● ACTIVITY
If a line in the records below contains the word "currentLoggedUser", copy it.

● RECORDS TO USE
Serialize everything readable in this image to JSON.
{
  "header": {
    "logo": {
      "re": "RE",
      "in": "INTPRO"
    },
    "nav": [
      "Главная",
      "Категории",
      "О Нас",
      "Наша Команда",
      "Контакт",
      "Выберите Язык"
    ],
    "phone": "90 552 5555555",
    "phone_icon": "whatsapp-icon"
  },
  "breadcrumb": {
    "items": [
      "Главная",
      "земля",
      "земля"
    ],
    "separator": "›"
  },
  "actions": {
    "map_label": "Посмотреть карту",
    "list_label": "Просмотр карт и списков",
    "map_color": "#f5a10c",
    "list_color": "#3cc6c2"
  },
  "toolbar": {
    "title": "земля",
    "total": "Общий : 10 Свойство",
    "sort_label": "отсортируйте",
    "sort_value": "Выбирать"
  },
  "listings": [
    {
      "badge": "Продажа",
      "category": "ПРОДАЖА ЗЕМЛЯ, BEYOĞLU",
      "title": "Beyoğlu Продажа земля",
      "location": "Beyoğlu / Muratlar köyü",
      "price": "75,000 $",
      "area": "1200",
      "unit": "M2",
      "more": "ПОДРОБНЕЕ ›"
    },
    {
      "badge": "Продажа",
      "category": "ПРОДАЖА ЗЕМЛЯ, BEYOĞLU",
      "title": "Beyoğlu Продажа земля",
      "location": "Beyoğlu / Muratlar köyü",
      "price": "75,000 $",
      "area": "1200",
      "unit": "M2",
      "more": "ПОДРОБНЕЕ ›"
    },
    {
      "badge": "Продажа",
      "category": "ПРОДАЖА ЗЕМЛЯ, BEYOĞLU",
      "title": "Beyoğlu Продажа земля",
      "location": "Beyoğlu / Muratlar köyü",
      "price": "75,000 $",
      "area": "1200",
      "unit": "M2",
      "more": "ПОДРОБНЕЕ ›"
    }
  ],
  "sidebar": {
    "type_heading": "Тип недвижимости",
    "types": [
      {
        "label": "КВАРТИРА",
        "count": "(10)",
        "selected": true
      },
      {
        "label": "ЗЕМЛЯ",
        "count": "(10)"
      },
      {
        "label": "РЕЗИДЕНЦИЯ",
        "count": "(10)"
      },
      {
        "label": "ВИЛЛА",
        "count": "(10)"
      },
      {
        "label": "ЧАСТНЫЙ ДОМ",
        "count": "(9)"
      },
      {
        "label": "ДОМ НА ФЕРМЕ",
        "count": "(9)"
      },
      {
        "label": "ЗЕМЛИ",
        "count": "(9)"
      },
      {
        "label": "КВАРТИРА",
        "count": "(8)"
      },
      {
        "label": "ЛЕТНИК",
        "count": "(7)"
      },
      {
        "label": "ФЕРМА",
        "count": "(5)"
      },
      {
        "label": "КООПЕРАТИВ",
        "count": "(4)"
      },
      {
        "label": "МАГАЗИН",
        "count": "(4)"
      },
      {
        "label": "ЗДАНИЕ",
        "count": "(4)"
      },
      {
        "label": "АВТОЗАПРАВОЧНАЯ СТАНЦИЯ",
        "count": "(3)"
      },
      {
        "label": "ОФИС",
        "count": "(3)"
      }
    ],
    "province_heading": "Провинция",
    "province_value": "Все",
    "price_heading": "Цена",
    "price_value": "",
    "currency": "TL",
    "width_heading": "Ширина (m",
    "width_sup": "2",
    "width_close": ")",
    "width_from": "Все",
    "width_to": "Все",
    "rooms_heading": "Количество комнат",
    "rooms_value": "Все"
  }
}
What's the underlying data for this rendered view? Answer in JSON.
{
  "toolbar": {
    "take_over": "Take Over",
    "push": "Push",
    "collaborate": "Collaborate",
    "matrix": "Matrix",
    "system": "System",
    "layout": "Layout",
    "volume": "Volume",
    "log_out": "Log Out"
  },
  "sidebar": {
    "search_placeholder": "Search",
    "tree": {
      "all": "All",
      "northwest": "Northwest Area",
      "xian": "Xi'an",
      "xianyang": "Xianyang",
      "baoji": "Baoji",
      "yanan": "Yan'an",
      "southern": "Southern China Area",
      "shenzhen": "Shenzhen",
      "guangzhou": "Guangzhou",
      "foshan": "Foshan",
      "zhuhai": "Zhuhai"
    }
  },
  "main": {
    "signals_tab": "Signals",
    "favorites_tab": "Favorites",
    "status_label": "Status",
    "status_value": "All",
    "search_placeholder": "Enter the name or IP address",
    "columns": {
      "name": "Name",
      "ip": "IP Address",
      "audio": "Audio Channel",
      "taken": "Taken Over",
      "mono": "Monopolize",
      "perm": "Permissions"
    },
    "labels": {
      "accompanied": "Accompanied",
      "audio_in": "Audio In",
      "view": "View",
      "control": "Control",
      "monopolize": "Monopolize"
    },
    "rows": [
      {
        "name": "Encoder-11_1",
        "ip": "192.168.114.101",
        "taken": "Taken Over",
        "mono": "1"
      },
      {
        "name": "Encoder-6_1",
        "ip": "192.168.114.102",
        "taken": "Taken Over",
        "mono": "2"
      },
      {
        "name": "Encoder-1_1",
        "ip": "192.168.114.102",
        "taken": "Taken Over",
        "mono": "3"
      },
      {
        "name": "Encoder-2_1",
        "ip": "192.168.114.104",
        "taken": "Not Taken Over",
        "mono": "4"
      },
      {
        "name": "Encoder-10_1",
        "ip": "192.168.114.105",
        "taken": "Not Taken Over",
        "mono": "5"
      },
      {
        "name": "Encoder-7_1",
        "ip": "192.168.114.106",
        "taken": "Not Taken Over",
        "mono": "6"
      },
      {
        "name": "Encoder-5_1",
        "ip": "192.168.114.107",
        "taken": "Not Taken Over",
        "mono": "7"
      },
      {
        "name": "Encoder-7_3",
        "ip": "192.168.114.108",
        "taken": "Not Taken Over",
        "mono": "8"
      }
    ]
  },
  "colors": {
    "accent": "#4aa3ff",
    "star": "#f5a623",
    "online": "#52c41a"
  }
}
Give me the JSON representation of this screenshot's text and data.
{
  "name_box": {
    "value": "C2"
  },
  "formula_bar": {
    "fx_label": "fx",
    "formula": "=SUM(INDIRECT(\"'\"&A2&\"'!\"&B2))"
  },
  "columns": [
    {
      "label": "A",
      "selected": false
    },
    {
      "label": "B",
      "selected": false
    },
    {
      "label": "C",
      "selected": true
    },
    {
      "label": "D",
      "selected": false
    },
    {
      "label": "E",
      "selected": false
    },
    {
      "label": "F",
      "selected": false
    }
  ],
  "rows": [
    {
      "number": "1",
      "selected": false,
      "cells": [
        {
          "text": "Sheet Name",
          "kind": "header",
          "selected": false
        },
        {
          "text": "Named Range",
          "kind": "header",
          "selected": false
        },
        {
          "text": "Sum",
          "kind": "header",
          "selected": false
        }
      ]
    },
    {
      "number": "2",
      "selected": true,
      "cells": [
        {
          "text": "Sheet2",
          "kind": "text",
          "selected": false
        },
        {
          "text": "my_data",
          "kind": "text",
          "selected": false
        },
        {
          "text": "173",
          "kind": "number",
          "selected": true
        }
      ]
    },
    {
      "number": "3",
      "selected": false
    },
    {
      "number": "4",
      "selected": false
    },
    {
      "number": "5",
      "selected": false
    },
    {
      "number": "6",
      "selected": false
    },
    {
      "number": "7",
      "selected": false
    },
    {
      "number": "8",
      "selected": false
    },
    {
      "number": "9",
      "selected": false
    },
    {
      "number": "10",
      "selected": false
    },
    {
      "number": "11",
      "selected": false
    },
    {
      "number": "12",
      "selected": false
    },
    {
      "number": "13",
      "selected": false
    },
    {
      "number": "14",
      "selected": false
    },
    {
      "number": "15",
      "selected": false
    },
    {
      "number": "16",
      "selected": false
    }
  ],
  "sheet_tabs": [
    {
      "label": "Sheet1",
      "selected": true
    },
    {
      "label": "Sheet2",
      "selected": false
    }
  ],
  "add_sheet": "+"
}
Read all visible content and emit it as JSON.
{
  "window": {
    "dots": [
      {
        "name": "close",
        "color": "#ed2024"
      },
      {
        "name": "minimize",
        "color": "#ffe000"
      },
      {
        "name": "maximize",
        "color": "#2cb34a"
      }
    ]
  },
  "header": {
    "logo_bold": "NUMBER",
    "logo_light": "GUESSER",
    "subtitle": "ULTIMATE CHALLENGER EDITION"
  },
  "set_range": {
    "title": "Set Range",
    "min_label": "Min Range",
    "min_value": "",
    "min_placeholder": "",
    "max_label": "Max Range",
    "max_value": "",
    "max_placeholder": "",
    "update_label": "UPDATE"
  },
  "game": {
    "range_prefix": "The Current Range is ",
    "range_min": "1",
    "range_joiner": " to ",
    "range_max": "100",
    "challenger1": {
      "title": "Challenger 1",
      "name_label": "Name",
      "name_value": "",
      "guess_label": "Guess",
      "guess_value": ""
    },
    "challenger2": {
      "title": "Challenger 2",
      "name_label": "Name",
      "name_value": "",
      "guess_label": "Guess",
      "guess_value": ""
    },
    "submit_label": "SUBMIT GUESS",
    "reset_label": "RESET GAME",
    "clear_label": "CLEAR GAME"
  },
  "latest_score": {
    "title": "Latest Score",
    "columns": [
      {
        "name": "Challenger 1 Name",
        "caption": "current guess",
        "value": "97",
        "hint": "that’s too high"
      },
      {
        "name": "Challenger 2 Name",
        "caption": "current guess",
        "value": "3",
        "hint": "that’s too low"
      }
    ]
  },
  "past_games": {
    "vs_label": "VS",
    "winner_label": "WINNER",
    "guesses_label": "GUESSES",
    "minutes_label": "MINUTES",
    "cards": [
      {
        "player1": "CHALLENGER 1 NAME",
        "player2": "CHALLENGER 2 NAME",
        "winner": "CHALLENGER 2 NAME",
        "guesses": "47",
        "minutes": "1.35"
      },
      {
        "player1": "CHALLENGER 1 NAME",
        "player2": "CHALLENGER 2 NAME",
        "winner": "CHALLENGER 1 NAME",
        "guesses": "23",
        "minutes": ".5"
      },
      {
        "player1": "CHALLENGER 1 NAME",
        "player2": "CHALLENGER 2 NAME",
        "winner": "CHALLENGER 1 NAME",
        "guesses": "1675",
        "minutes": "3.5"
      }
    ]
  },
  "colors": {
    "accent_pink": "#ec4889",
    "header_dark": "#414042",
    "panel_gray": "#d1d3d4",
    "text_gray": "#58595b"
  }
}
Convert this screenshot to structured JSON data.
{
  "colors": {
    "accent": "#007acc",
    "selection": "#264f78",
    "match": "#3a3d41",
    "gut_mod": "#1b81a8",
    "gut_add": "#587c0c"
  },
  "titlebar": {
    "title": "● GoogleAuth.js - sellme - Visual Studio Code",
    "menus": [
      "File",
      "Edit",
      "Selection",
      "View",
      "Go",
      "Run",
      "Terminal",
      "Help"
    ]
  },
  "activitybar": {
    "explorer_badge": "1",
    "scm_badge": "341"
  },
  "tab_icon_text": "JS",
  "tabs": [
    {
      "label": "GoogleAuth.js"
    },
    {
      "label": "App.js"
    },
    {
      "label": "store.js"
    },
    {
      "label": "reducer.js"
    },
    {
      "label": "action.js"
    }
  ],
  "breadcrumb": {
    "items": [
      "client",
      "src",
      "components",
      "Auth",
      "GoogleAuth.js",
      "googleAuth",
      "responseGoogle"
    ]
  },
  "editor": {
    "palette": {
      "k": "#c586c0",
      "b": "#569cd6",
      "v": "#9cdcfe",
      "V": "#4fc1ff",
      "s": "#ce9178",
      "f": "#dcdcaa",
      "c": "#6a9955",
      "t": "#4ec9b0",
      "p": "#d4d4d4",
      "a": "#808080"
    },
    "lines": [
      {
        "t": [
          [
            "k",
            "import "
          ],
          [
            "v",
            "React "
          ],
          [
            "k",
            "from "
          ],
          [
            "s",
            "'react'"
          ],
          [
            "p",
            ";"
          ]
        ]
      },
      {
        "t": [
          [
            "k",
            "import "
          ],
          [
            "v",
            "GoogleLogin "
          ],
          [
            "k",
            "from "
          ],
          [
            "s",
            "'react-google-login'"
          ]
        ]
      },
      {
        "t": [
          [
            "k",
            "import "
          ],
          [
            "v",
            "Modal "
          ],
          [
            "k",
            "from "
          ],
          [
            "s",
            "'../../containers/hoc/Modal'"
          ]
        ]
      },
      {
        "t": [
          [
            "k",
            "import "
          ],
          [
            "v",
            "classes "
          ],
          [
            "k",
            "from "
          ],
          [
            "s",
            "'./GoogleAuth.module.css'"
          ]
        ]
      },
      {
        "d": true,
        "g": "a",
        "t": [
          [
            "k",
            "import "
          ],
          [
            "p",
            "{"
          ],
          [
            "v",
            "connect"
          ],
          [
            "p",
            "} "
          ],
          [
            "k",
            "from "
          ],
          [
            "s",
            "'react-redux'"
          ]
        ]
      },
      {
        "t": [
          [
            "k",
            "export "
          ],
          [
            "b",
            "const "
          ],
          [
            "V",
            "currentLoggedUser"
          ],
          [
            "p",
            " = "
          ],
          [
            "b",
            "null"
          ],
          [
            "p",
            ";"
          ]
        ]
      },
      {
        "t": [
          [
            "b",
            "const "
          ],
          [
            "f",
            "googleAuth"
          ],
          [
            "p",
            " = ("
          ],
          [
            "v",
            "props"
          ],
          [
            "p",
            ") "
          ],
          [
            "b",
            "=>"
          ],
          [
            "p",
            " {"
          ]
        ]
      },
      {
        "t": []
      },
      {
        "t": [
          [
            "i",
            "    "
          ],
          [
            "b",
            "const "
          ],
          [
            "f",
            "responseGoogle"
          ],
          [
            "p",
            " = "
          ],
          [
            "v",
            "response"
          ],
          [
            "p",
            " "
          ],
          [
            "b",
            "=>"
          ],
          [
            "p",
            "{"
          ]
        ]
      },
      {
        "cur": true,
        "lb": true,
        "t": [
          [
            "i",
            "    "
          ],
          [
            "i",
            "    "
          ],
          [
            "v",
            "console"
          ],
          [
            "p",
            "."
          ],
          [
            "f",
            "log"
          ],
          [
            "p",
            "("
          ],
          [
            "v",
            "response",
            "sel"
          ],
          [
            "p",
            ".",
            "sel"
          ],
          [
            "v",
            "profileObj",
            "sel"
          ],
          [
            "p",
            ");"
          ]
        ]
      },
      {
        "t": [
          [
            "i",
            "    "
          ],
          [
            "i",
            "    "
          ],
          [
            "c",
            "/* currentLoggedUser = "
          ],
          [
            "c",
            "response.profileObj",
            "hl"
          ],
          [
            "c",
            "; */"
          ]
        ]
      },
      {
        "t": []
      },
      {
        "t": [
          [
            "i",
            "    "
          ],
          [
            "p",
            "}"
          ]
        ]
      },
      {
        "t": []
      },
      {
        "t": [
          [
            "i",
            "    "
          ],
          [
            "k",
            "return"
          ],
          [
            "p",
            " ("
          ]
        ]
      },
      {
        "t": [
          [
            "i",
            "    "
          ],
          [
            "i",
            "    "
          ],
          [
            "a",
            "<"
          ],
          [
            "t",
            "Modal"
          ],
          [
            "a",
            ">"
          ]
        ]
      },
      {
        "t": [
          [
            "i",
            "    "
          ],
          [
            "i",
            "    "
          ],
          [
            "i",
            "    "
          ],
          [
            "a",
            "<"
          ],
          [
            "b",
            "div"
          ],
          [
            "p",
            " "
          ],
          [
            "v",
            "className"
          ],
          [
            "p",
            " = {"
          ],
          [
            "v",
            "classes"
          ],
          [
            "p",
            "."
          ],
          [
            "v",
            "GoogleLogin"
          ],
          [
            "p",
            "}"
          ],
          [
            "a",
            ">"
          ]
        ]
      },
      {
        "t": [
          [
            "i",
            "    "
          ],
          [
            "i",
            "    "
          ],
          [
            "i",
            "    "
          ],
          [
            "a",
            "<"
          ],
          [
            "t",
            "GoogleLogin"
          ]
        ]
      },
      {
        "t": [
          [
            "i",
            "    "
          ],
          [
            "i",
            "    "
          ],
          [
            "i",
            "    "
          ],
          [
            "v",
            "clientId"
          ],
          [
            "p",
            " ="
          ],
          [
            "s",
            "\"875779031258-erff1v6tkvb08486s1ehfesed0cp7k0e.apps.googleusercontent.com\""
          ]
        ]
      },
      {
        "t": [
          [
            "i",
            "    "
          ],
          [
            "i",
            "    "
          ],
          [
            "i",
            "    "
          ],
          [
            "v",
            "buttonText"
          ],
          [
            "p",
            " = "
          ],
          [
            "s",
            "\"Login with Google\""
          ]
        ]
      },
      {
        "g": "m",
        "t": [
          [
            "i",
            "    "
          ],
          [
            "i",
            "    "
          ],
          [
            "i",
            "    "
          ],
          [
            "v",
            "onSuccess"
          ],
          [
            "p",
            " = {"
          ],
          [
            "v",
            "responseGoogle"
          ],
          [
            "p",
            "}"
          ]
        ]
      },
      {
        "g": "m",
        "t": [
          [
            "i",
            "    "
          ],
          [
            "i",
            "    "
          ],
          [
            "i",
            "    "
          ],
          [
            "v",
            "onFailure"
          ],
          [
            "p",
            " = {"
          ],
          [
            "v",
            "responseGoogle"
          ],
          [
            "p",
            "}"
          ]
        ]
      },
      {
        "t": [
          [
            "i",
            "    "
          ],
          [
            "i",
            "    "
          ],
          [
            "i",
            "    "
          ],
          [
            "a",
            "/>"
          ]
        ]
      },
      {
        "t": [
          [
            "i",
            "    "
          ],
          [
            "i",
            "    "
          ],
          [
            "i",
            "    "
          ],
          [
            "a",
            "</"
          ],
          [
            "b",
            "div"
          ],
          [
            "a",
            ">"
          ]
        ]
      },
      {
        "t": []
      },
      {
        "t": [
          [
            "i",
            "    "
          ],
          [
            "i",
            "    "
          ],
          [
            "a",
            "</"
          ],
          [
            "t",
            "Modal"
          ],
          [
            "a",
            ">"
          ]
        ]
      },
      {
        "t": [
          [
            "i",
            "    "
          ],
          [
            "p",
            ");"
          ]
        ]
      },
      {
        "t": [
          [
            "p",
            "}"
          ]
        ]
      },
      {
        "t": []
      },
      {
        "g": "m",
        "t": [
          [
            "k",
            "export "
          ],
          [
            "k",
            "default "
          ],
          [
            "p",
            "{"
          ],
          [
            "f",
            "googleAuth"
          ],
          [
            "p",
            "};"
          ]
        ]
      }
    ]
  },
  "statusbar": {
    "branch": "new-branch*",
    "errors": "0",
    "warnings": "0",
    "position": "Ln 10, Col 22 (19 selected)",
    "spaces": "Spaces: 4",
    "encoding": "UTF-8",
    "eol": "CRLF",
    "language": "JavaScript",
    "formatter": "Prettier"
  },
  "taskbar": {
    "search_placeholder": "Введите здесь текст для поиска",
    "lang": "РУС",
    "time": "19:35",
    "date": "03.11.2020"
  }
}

● FINISHED EXERCISE
            "currentLoggedUser"
            "/* currentLoggedUser = "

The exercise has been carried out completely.